> Brief: From the listing below, return every line with the string "this" in it.

+++

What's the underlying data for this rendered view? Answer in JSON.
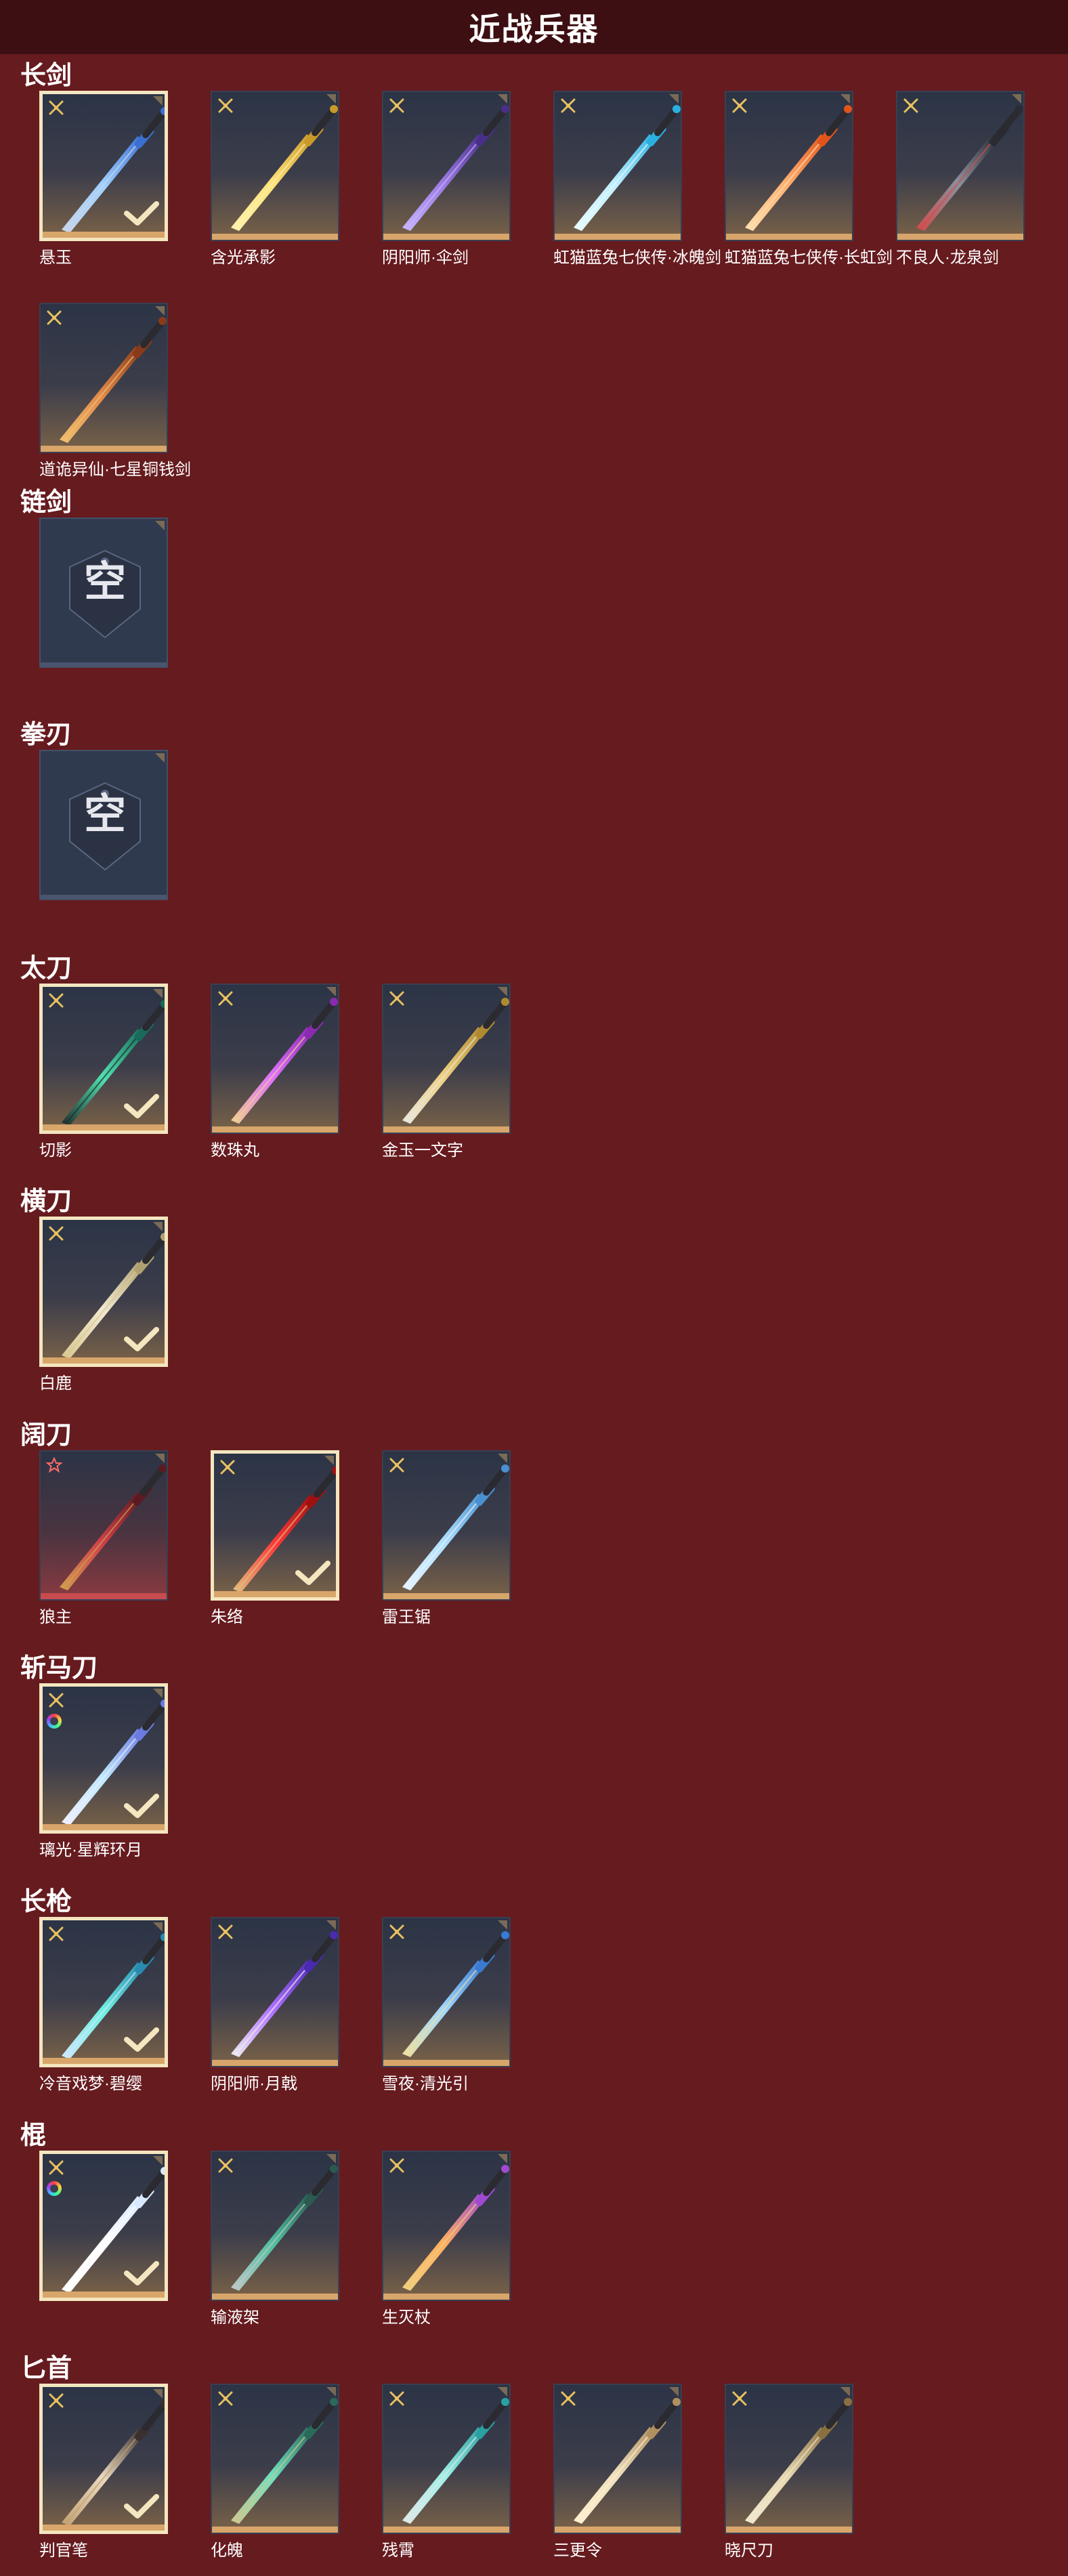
{
  "page": {
    "title": "近战兵器",
    "background": "#661b1f"
  },
  "sections": [
    {
      "title": "长剑",
      "items": [
        {
          "name": "悬玉",
          "selected": true,
          "badge": "gold",
          "art": "sword-blue"
        },
        {
          "name": "含光承影",
          "selected": false,
          "badge": "gold",
          "art": "sword-gold"
        },
        {
          "name": "阴阳师·伞剑",
          "selected": false,
          "badge": "gold",
          "art": "umbrella"
        },
        {
          "name": "虹猫蓝兔七侠传·冰魄剑",
          "selected": false,
          "badge": "gold",
          "art": "sword-ice"
        },
        {
          "name": "虹猫蓝兔七侠传·长虹剑",
          "selected": false,
          "badge": "gold",
          "art": "sword-fire"
        },
        {
          "name": "不良人·龙泉剑",
          "selected": false,
          "badge": "gold",
          "art": "sword-dark"
        },
        {
          "name": "道诡异仙·七星铜钱剑",
          "selected": false,
          "badge": "gold",
          "art": "sword-coin"
        }
      ]
    },
    {
      "title": "链剑",
      "items": [
        {
          "name": "",
          "empty": true,
          "empty_text": "空"
        }
      ]
    },
    {
      "title": "拳刃",
      "items": [
        {
          "name": "",
          "empty": true,
          "empty_text": "空"
        }
      ]
    },
    {
      "title": "太刀",
      "items": [
        {
          "name": "切影",
          "selected": true,
          "badge": "gold",
          "art": "katana-green"
        },
        {
          "name": "数珠丸",
          "selected": false,
          "badge": "gold",
          "art": "katana-purple"
        },
        {
          "name": "金玉一文字",
          "selected": false,
          "badge": "gold",
          "art": "katana-gold"
        }
      ]
    },
    {
      "title": "横刀",
      "items": [
        {
          "name": "白鹿",
          "selected": true,
          "badge": "gold",
          "art": "hengdao"
        }
      ]
    },
    {
      "title": "阔刀",
      "items": [
        {
          "name": "狼主",
          "selected": false,
          "badge": "red",
          "art": "broad-red",
          "tier": "red"
        },
        {
          "name": "朱络",
          "selected": true,
          "badge": "gold",
          "art": "broad-crimson"
        },
        {
          "name": "雷王锯",
          "selected": false,
          "badge": "gold",
          "art": "broad-thunder"
        }
      ]
    },
    {
      "title": "斩马刀",
      "items": [
        {
          "name": "璃光·星辉环月",
          "selected": true,
          "badge": "gold",
          "rainbow": true,
          "art": "moon-blade"
        }
      ]
    },
    {
      "title": "长枪",
      "items": [
        {
          "name": "冷音戏梦·碧缨",
          "selected": true,
          "badge": "gold",
          "art": "spear-cyan"
        },
        {
          "name": "阴阳师·月戟",
          "selected": false,
          "badge": "gold",
          "art": "spear-purple"
        },
        {
          "name": "雪夜·清光引",
          "selected": false,
          "badge": "gold",
          "art": "spear-ice"
        }
      ]
    },
    {
      "title": "棍",
      "items": [
        {
          "name": "",
          "selected": true,
          "badge": "gold",
          "rainbow": true,
          "art": "staff-light"
        },
        {
          "name": "输液架",
          "selected": false,
          "badge": "gold",
          "art": "iv-stand"
        },
        {
          "name": "生灭杖",
          "selected": false,
          "badge": "gold",
          "art": "staff-fire"
        }
      ]
    },
    {
      "title": "匕首",
      "items": [
        {
          "name": "判官笔",
          "selected": true,
          "badge": "gold",
          "art": "dagger-brush"
        },
        {
          "name": "化魄",
          "selected": false,
          "badge": "gold",
          "art": "dagger-green"
        },
        {
          "name": "残霄",
          "selected": false,
          "badge": "gold",
          "art": "dagger-curve"
        },
        {
          "name": "三更令",
          "selected": false,
          "badge": "gold",
          "art": "dagger-ornate"
        },
        {
          "name": "晓尺刀",
          "selected": false,
          "badge": "gold",
          "art": "dagger-jagged"
        }
      ]
    }
  ]
}
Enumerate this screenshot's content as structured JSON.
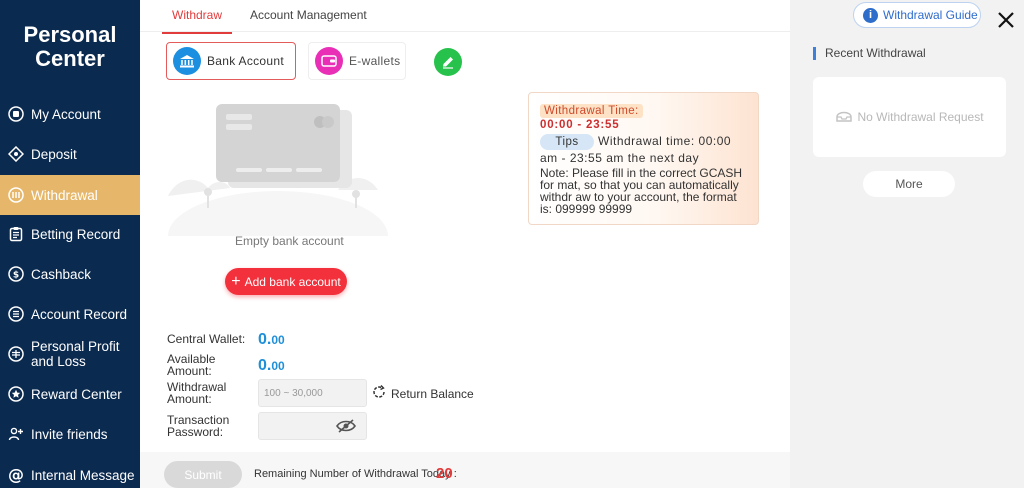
{
  "sidebar": {
    "title_line1": "Personal",
    "title_line2": "Center",
    "items": [
      {
        "label": "My Account",
        "icon": "account-circle-icon"
      },
      {
        "label": "Deposit",
        "icon": "diamond-icon"
      },
      {
        "label": "Withdrawal",
        "icon": "withdrawal-icon",
        "active": true
      },
      {
        "label": "Betting Record",
        "icon": "clipboard-icon"
      },
      {
        "label": "Cashback",
        "icon": "cashback-icon"
      },
      {
        "label": "Account Record",
        "icon": "record-icon"
      },
      {
        "label": "Personal Profit and Loss",
        "icon": "profit-loss-icon"
      },
      {
        "label": "Reward Center",
        "icon": "reward-icon"
      },
      {
        "label": "Invite friends",
        "icon": "invite-friends-icon"
      },
      {
        "label": "Internal Message",
        "icon": "at-sign-icon"
      }
    ]
  },
  "tabs": {
    "withdraw": "Withdraw",
    "account_management": "Account Management"
  },
  "methods": {
    "bank": "Bank Account",
    "ewallet": "E-wallets"
  },
  "empty": {
    "text": "Empty bank account",
    "add_button": "Add bank account"
  },
  "info": {
    "time_label": "Withdrawal Time:",
    "time_value": "00:00 - 23:55",
    "tips_badge": "Tips",
    "tips_text_1": "Withdrawal time: 00:00",
    "tips_text_2": "am - 23:55 am the next day",
    "note": "Note: Please fill in the correct GCASH for mat, so that you can automatically withdr aw to your account, the format is: 099999 99999"
  },
  "form": {
    "central_wallet_label": "Central Wallet:",
    "central_wallet_int": "0.",
    "central_wallet_dec": "00",
    "available_label_1": "Available",
    "available_label_2": "Amount:",
    "available_int": "0.",
    "available_dec": "00",
    "withdrawal_label_1": "Withdrawal",
    "withdrawal_label_2": "Amount:",
    "withdrawal_placeholder": "100 ~ 30,000",
    "return_balance": "Return Balance",
    "password_label_1": "Transaction",
    "password_label_2": "Password:"
  },
  "bottom": {
    "submit": "Submit",
    "remaining_label": "Remaining Number of Withdrawal Today :",
    "remaining_count": "20"
  },
  "right": {
    "guide_button": "Withdrawal Guide",
    "recent_title": "Recent Withdrawal",
    "no_request": "No Withdrawal Request",
    "more": "More"
  },
  "colors": {
    "sidebar_bg": "#0b2a4f",
    "active_item": "#e6b76a",
    "accent_red": "#e23b3b",
    "amount_blue": "#1f8fd8"
  }
}
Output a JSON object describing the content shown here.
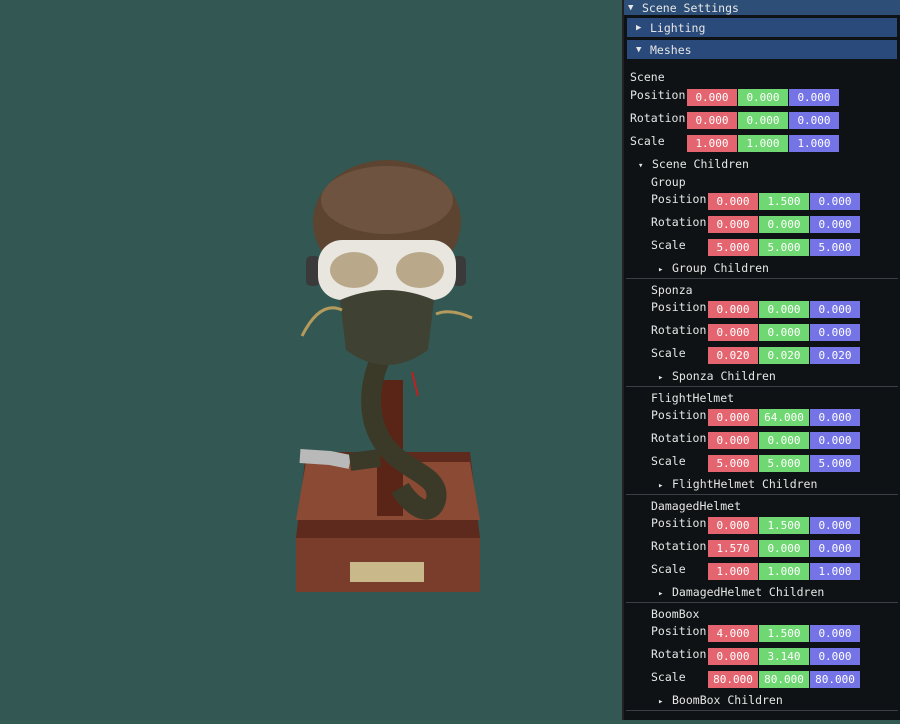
{
  "panel": {
    "title": "Scene Settings",
    "sections": {
      "lighting": "Lighting",
      "meshes": "Meshes"
    },
    "scene": {
      "label": "Scene",
      "position": [
        "0.000",
        "0.000",
        "0.000"
      ],
      "rotation": [
        "0.000",
        "0.000",
        "0.000"
      ],
      "scale": [
        "1.000",
        "1.000",
        "1.000"
      ],
      "children_label": "Scene Children"
    },
    "field_labels": {
      "position": "Position",
      "rotation": "Rotation",
      "scale": "Scale"
    },
    "children": [
      {
        "name": "Group",
        "position": [
          "0.000",
          "1.500",
          "0.000"
        ],
        "rotation": [
          "0.000",
          "0.000",
          "0.000"
        ],
        "scale": [
          "5.000",
          "5.000",
          "5.000"
        ],
        "children_label": "Group Children"
      },
      {
        "name": "Sponza",
        "position": [
          "0.000",
          "0.000",
          "0.000"
        ],
        "rotation": [
          "0.000",
          "0.000",
          "0.000"
        ],
        "scale": [
          "0.020",
          "0.020",
          "0.020"
        ],
        "children_label": "Sponza Children"
      },
      {
        "name": "FlightHelmet",
        "position": [
          "0.000",
          "64.000",
          "0.000"
        ],
        "rotation": [
          "0.000",
          "0.000",
          "0.000"
        ],
        "scale": [
          "5.000",
          "5.000",
          "5.000"
        ],
        "children_label": "FlightHelmet Children"
      },
      {
        "name": "DamagedHelmet",
        "position": [
          "0.000",
          "1.500",
          "0.000"
        ],
        "rotation": [
          "1.570",
          "0.000",
          "0.000"
        ],
        "scale": [
          "1.000",
          "1.000",
          "1.000"
        ],
        "children_label": "DamagedHelmet Children"
      },
      {
        "name": "BoomBox",
        "position": [
          "4.000",
          "1.500",
          "0.000"
        ],
        "rotation": [
          "0.000",
          "3.140",
          "0.000"
        ],
        "scale": [
          "80.000",
          "80.000",
          "80.000"
        ],
        "children_label": "BoomBox Children"
      }
    ]
  },
  "colors": {
    "x": "#e4656f",
    "y": "#6fd872",
    "z": "#7474e6",
    "header": "#294a7a",
    "background": "#335752"
  }
}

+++

> Answer for the task:
What's the underlying data for this rendered view? Answer in JSON.
Enumerate this screenshot's content as structured JSON.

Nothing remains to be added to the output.